Here’s the MinuteBot Base Kickstarter page where you can find more information and diagrams. The group has raised almost 1/2 of the funds they’ve requested with some 20 days left in their campaign. The group has contacted Michelle Oyen, who’s one of the scientists cited in my April 18, 2012 posting (from their April 25, 2012 email to me),
We are in contact with Michelle Oyen who expressed interest in our products:
“Please let me know if I can be of use in the future, and if you are interested in collaborating on more ideas regarding using Lego Mindstorms for biomedical/bioengineering research!”
The group also has a second project, a MinuteBot Bearing, which they (represented by team member, Dorota Sauer) have entered in a contest for a prize of $10,000. From the MinuteBot Bearing page on the Boca Bearing contest website,
What was your goal in building this project?
To design a turntable with a perfect interface with LEGO Mindstorms and with improved mechanical properties. The broader vision is to make a kit consisting of robust elements designed for higher precision and durability using industrial components. Robotics made in minutes. That’s MinuteBot.
Does your project help to solve a problem? If so what problem?
LEGO Mindstorms is very easy to program but as it is a toy the precision, durability and mechanical integrity is limited. The MinuteBot Bearing is based on industry-grade ball bearings providing the needed mechanical performance of the turntable.

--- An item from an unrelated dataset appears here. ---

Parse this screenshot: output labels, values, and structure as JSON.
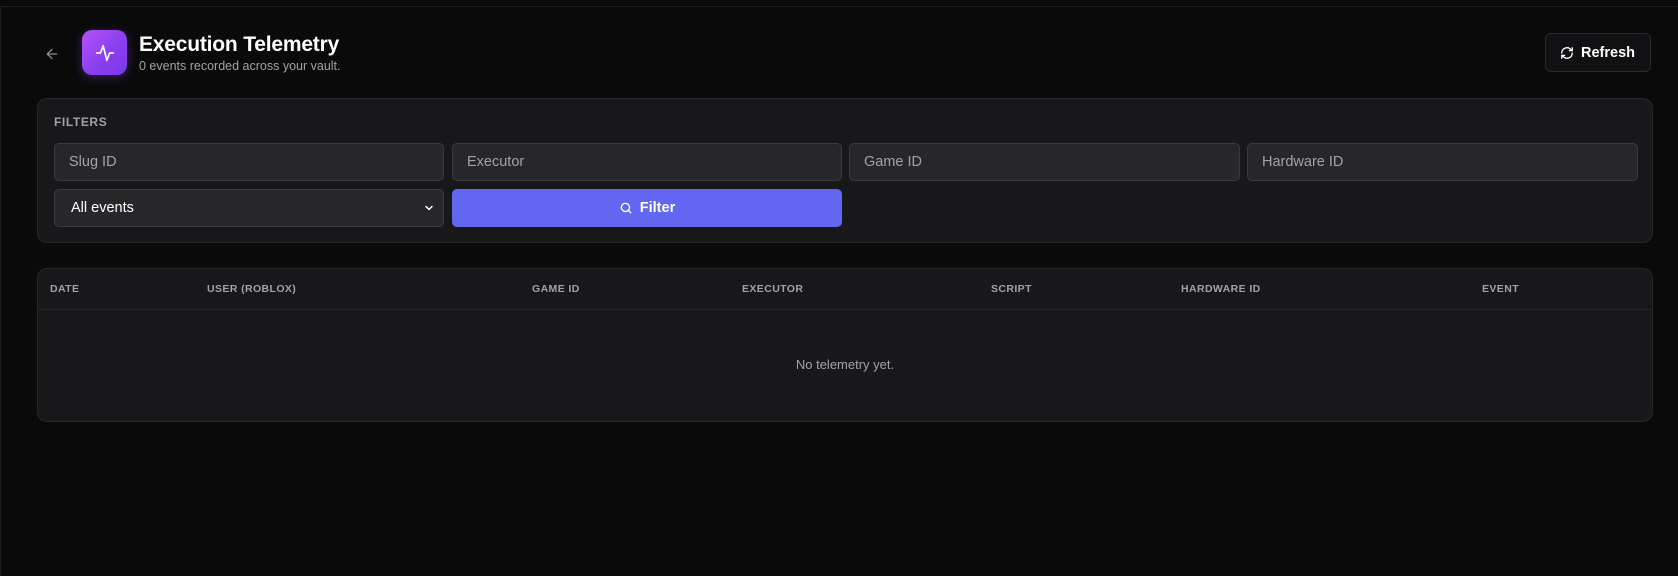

What makes your idea unique?
The combination of user friendliness, the interface with LEGO Mindstorms and the good mechanical performance makes MinuteBot Bearing unique.
You can find out more information about the team and the products at the MinuteBot website.
Getting back to Michael Ho and his posting about the science-specific crowdfunding sites, here are two listings I’ve excerpted from his April 25, 2012 posting,
Petridish.org has a couple fully-funded projects with about $10,000 worth of donations. One project aims to look for exomoons, and another will look for new species of ants in Madagascar.
Microryza is another crowdfunding site for scientists aimed at the journey of learning something new — which is its own reward. Will backers still be fascinated by a collection of negative results?
Good luck to them all!